During my final year at seminary, I wrote a reflection on the masacre at Virginia Tech. In the wake of the very disturbing news from Aurora, Colorado, I thought I would share this with any who are trying to make sense of the tragedy that took place in that community last night.
Please forgive any typos - I’m sure my professor caught them, but I never corrected the original document.
Today marks the grim, one-year anniversary of the worst mass shooting in modern US History, the massacre at Virginia Tech. Seung-Hui Cho, a senior English major who suffered from severe anxiety disorder, viciously gunned down thirty-two college students and wounded twenty-five others before taking his own life. While reading about this I was struck by the words of people and students gathered together in prayer and remembrance. One professor in-particular, the father of one of the victims, reflected about the loss of his child saying, “I wonʼt be able to walk my daughter down the aisle at her wedding. I wonʼt be able to bounce her children on my knees.”
A natural question for this father, and all the grieving families at Virginia Tech affected by this tragedy, must be where was God? Or, to further articulate the kinds of thoughts that inevitably come to people touched by such suffering, what kind of God lets this happen? Certainly He must not be all powerful, otherwise he would have stopped Seung-Hui Cho from coming to campus that day. If he is, in fact, all-powerful then He must not be all- good, since he allowed such a horror to take place.
If my daughter were old enough to ask the kinds of questions mentioned above, I would probably start by asking her how she felt about this disturbing news. After listening to her personal, specific response to the massacre, I would do my best to help her view this event, and the evil that manifested itself in the mentally-ill Seung-Hui Cho, through the eyes of her faith.
This discussion, for my daughter, would begin by exploring Godʼs absolute love for mankind. Hopefully I could explain to her how this love is real, and is expressed in the freedom he gave us to reject Him, and to turn away from Him. I think she could understand that God did not create robots that do His will without any choice, but rather free beings who are able to express love.
My next idea would be to turn our discussion towards the Cross, a powerful and ever- present symbol to someone in my Orthodox faith tradition. By asking her guiding questions, we would explore the power of God to turn suffering into a means of elevation and transfiguration.

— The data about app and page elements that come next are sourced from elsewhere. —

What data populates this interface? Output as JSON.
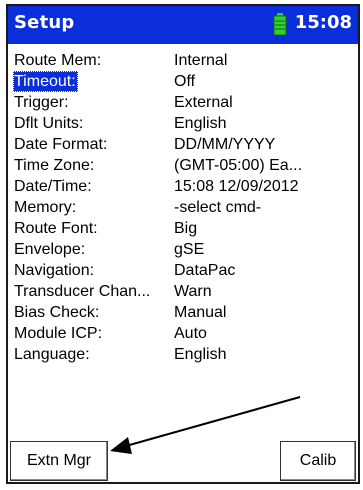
{
  "header": {
    "title": "Setup",
    "time": "15:08",
    "battery_color": "#2fd12f",
    "bar_color": "#0a2ed9"
  },
  "settings": [
    {
      "label": "Route Mem:",
      "value": "Internal"
    },
    {
      "label": "Timeout:",
      "value": "Off",
      "selected": true
    },
    {
      "label": "Trigger:",
      "value": "External"
    },
    {
      "label": "Dflt Units:",
      "value": "English"
    },
    {
      "label": "Date Format:",
      "value": "DD/MM/YYYY"
    },
    {
      "label": "Time Zone:",
      "value": "(GMT-05:00) Ea..."
    },
    {
      "label": "Date/Time:",
      "value": "15:08 12/09/2012"
    },
    {
      "label": "Memory:",
      "value": "-select cmd-"
    },
    {
      "label": "Route Font:",
      "value": "Big"
    },
    {
      "label": "Envelope:",
      "value": "gSE"
    },
    {
      "label": "Navigation:",
      "value": "DataPac"
    },
    {
      "label": "Transducer Chan...",
      "value": "Warn"
    },
    {
      "label": "Bias Check:",
      "value": "Manual"
    },
    {
      "label": "Module ICP:",
      "value": "Auto"
    },
    {
      "label": "Language:",
      "value": "English"
    }
  ],
  "softkeys": {
    "left": "Extn Mgr",
    "right": "Calib"
  },
  "annotation": {
    "icon": "arrow-pointer",
    "color": "#000000"
  }
}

Hopefully we would come to the realization that the suffering of Christ on the cross became the salvation of all.
Finally, I would finish by letting her know that itʼs okay not to understand why bad things happen - after all, even the Apostles did not understand the nature of Christʼs kingship. They did not really understand that his suffering and death were for a greater purpose. It was quite some time after Christ’s death and resurrection that the Cross became a symbol of hope and resurrection, rather than a symbol of weakness and brokenness. With that, I would give her a hug and remind her that God does have a plan for us, even if we donʼt always understand why bad things happen.
Yes, this might be how I would theologize and reflect upon these events to my daughter. For many of those who continue to suffer in Virginia Tech today, however, these words are quite empty. Offering them these same explanations and interpretations would not fill the void of their missing loved one. These words would fail to help many of these people understand how God allowed one man to massacre so many young people. Itʼs not because what I say is wrong, mind you. It is because these theological reflections lack authenticity when they come from a person who is far removed from the Virginia Tech communityʼs experience of pain and suffering.
Thatʼs not to say that those of us apart from Virginia Tech do not feel sadness and pain about what took place. I would argue, in fact, that all humankind is affected by these types of tragedies whether we have an emotional response or not. For those of us not directly affected however, it is easier to look at the horrors of that day and interpret them through the eyes of our respective faiths. For those experiencing the loss and continue to suffer, like the father who wonʼt ever walk his daughter down the aisle, it is important we remember that their lens of faith may not be ready to see Godʼs providential care in this tragedy. Their suffering is a long journey that they may never be ready to understand, and it is a suffering that no explanation or article can really explain away. Furthermore, it is not our place, nor is it our right, to jump in and try to explain.
As we keep the people of Virginia Tech in our thoughts and prayers, I hope we all remember that the best thing we can do is pour out love and support any way we can - and save our explanations about Godʼs inner-workings until we have loved, cried and journeyed alongside these people through their suffering. Only when we have done that difficult, sad and dirty work can we offer a meaningful answer to their question: where was God at Virginia Tech? Until that time, we must reserve such answers for our children, and those around us who are ready to hear the answer.